[Saved data entries]

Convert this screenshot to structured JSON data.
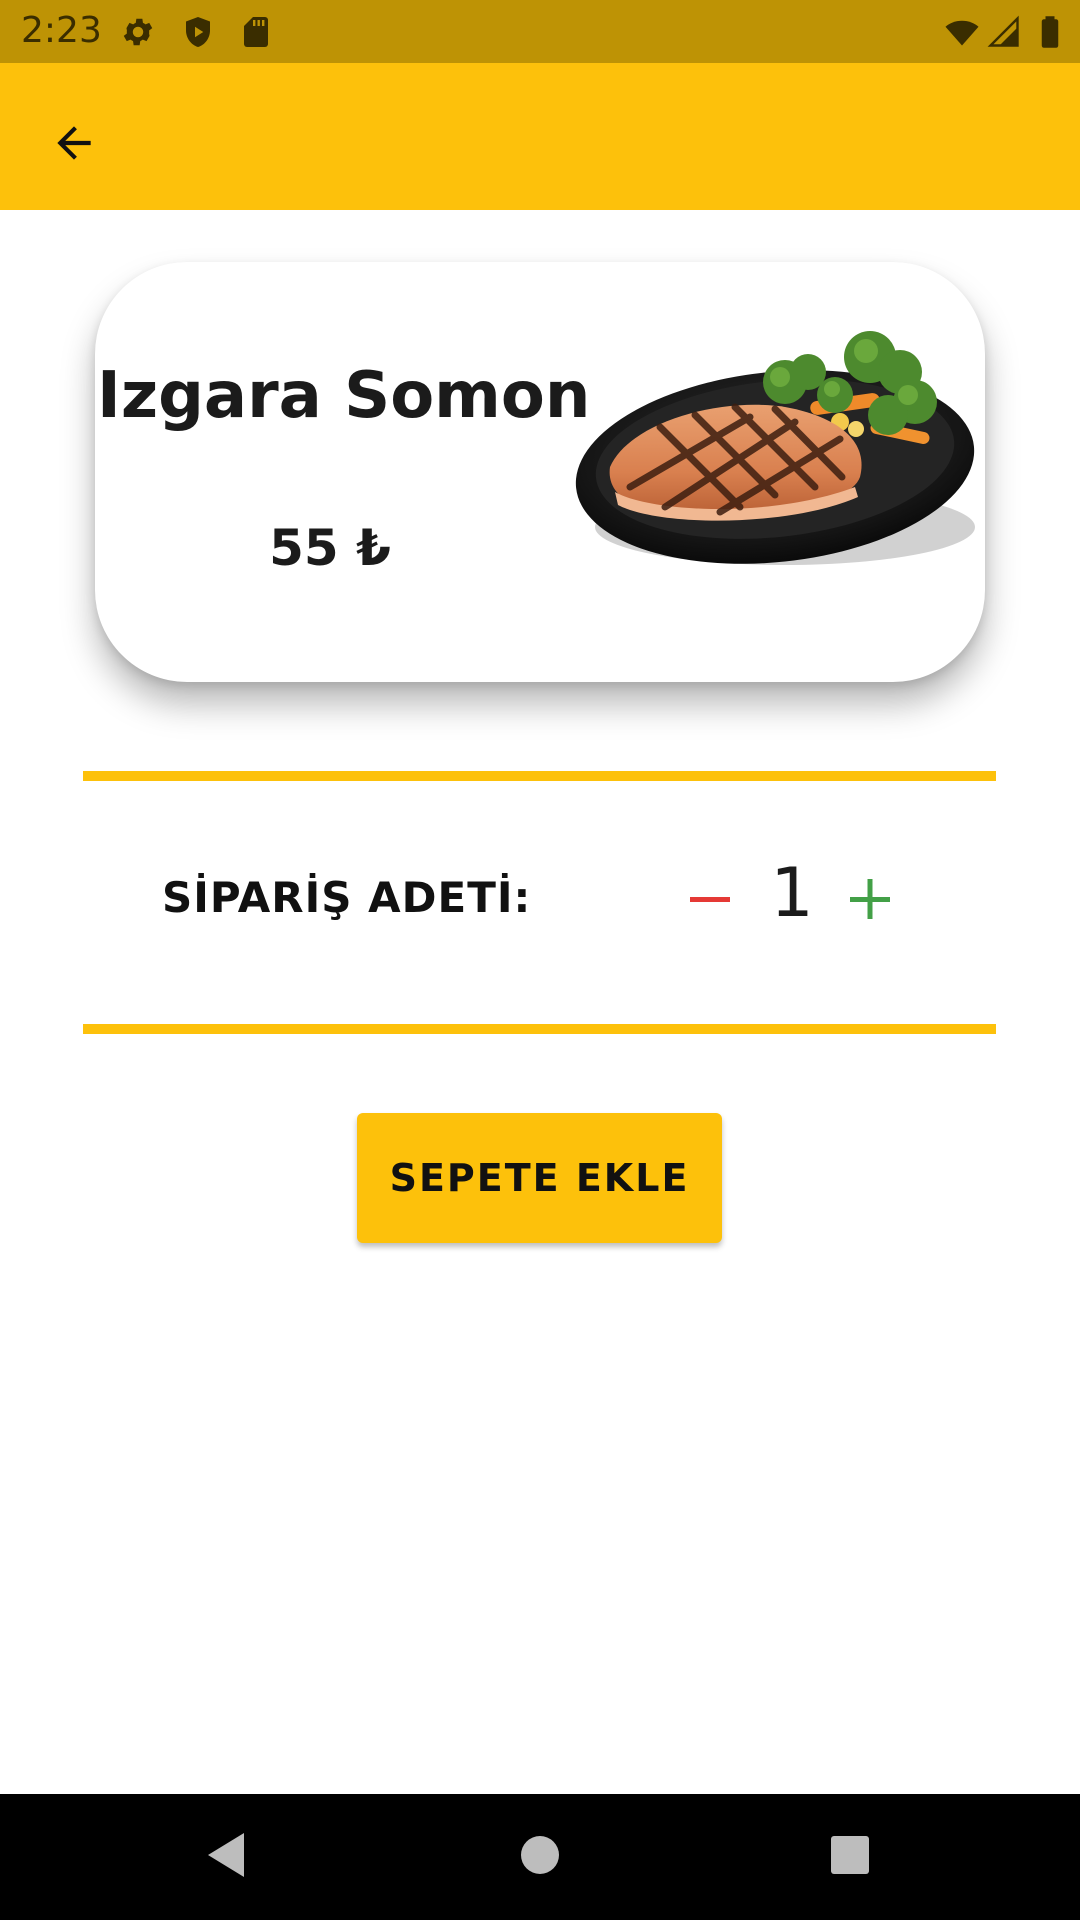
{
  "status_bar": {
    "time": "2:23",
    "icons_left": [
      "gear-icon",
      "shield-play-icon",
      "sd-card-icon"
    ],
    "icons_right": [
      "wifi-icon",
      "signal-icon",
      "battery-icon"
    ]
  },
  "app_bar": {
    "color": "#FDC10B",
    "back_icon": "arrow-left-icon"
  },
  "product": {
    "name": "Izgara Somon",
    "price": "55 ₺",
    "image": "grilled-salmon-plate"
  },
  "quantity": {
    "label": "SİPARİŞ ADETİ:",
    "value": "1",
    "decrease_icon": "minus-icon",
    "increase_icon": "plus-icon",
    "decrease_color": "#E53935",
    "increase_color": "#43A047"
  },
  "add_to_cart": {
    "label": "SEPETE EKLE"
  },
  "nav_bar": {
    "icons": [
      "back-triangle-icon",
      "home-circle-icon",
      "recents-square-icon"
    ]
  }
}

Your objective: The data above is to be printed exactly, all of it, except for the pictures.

Your solution:
Convert this screenshot to structured JSON data.
{
  "status_bar": {
    "time": "2:23",
    "icons_left": [
      "gear-icon",
      "shield-play-icon",
      "sd-card-icon"
    ],
    "icons_right": [
      "wifi-icon",
      "signal-icon",
      "battery-icon"
    ]
  },
  "app_bar": {
    "color": "#FDC10B",
    "back_icon": "arrow-left-icon"
  },
  "product": {
    "name": "Izgara Somon",
    "price": "55 ₺",
    "image": "grilled-salmon-plate"
  },
  "quantity": {
    "label": "SİPARİŞ ADETİ:",
    "value": "1",
    "decrease_icon": "minus-icon",
    "increase_icon": "plus-icon",
    "decrease_color": "#E53935",
    "increase_color": "#43A047"
  },
  "add_to_cart": {
    "label": "SEPETE EKLE"
  },
  "nav_bar": {
    "icons": [
      "back-triangle-icon",
      "home-circle-icon",
      "recents-square-icon"
    ]
  }
}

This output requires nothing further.